Loi Krathong and the Yee Peng Lantern Festival are two of the most magical and beautiful festivals held in Asia, indeed anywhere in the world. Serendipitously I had arrived in Chiang Mai, the former capital of the ancient Lanna Kingdom, which hosts these events in mega-style shortly before they were to begin. The images I had seen in travel magazines and on television seemed almost other worldly; rivers alive with floating rafts of incense, candles and flowers; skies filled with glowing lanterns. I had no reference point. It was to be a feast for all senses.
Having already relished Loi Krathong at in Chiang Mai I was looking forward to Yee Peng with great anticipation. During Loi Krathong there were many lanterns over floating in the skies over the ancient moats of old town but as it turns out this was just whetting my appetite for more. A friend told me about the Yee Peng celebrations at Tudongkhasathan Lanna, a Buddhist community about twenty minutes outside of Chiang Mai and I was excited. Seems that this is the largest simultaneous paper lantern release in the world!

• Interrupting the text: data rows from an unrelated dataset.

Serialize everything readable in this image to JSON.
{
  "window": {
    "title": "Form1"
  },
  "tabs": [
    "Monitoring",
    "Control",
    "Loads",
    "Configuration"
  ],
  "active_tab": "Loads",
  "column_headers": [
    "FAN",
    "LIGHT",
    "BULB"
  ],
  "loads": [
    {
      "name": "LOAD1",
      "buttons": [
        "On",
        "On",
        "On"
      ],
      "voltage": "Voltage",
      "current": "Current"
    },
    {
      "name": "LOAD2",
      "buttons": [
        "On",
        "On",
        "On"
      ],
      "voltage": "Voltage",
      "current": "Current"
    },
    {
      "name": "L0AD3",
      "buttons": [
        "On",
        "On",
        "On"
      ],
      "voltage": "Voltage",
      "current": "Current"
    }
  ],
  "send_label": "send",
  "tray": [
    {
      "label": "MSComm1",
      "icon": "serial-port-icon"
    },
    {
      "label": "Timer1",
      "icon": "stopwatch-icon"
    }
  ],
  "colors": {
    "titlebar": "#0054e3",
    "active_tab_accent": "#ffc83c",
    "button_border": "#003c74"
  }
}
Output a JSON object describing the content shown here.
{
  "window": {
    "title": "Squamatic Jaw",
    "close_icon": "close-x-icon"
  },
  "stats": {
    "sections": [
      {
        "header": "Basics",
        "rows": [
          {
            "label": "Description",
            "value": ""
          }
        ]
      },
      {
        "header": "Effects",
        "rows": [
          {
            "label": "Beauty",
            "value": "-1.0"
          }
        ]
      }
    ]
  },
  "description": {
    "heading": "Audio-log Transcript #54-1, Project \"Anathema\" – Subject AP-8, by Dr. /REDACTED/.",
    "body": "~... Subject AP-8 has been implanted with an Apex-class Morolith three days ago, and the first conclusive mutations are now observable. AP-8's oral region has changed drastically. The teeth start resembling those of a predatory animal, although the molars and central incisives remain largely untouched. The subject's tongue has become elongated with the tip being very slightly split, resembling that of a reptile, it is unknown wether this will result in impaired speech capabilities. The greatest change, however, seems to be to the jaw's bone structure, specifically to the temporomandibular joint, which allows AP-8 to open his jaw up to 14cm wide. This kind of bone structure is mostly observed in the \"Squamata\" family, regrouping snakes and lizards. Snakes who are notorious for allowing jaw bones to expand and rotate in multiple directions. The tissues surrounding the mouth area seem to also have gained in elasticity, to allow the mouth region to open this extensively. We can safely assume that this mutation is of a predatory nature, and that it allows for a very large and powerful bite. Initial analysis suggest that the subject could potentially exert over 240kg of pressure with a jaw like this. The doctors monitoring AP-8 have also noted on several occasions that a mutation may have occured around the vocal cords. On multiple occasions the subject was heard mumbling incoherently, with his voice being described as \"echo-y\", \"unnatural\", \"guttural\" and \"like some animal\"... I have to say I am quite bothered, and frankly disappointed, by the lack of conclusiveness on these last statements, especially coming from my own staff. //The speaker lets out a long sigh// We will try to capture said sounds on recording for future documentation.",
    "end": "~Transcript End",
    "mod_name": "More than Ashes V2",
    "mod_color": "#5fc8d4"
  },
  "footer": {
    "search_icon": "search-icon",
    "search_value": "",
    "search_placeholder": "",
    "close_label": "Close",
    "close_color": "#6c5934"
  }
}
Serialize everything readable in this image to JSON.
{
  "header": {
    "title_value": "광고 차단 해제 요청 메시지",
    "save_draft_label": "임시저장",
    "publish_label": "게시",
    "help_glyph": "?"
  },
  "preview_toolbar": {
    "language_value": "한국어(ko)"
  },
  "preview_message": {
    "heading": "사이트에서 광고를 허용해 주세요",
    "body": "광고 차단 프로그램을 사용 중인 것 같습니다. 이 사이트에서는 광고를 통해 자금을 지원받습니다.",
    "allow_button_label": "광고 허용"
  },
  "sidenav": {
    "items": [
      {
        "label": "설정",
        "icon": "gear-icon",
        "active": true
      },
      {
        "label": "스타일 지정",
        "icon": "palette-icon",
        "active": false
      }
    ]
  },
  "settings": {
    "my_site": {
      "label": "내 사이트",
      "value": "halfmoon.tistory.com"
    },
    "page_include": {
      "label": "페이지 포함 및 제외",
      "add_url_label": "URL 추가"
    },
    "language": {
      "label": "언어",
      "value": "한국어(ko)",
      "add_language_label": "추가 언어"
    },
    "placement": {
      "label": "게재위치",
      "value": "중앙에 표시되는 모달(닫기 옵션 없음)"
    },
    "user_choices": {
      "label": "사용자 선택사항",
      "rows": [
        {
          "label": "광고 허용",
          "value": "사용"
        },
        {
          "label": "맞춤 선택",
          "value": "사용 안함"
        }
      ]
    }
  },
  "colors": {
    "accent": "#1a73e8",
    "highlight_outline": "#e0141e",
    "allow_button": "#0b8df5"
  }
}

People travel from all over the planet to witness this spectacle and here it was, happening in my new backyard.
The evening began with a “Kantok” or a meal that represents the hospitality of Lanna people. It is considered a way of honoring guests and there were many. There were also representatives of the many hill tribes that our host Yeepeng Lanna International helps and performances put on by traditional dancers. The food was different than the usual Thai food I had eaten before. Fried banana, a mouthwatering pork curry and a delicious Green Chili Pepper Dip (Nam Prik Num) were just a few of the delicacies that we got to enjoy at tiny community tables placed directly on the ground. It was a feast; very convivial, light hearted and it was obvious much respect flowed from our hosts to us and it was gratefully returned.
After the meal we entered the park where the ceremonies and the lantern release would be held. It was just starting to get dark and a pretty surreal scene. The grounds were filled with torches, the aroma of incense was on a very light breeze and saffron robed, chanting monks and novice students were everywhere. At the far end of the grounds was a raised mound topped with a golden Buddha. The mound was also covered by evenly spaced monks meditating in the waning light. There was much activity but the atmosphere was very warm, calm and inviting. Everyone talked almost in whispers. At one point the head monk led more meditation, in English and in Thai, and a walking circumambulation of the grounds and the raised mound. It was beautiful. I had a hard time balancing making photographs and just soaking everything in.
When it was time for the main event thousands of floating lanterns (khom loi) were distributed by the novices to the gathering. The lanterns themselves are made of a white craft like paper with wire rings inside to hold them open. They are distributed flat but easily expand when ready for use. There is a wax ring mounted at the bottom of the contraption that is lit as a heat source to raise the lanterns into the sky, like hot air balloons. Assembly went rather quickly with veterans helping newbies get started.
When a signal was given a huge wave of lanterns was released and the dark skies filled with what looked like internally lit, huge, warmly glowing schools of floating magical jelly fish. The lanterns were big, close to a meter across at the base, but they quickly floated skyward where they appeared to mingle with the stars. This continued as wave after wave of lanterns were released. There was a real sense of community and shared emotion filled the air.
Traditionally these lanterns are released to bring good luck, merit and to float problems into the skies and carry them away. I am not sure if this actually works but there was definitely a very spiritual aspect to the meditation, the release and indeed the whole evening. Even while witnessing the spectacle I felt lighter, more care free and totally unable to wipe the huge goofy grin off of my face. I was reminded that what few problems I have in my life are tiny inconveniences when viewed next to the grandeur of a enjoying a simple life well lived.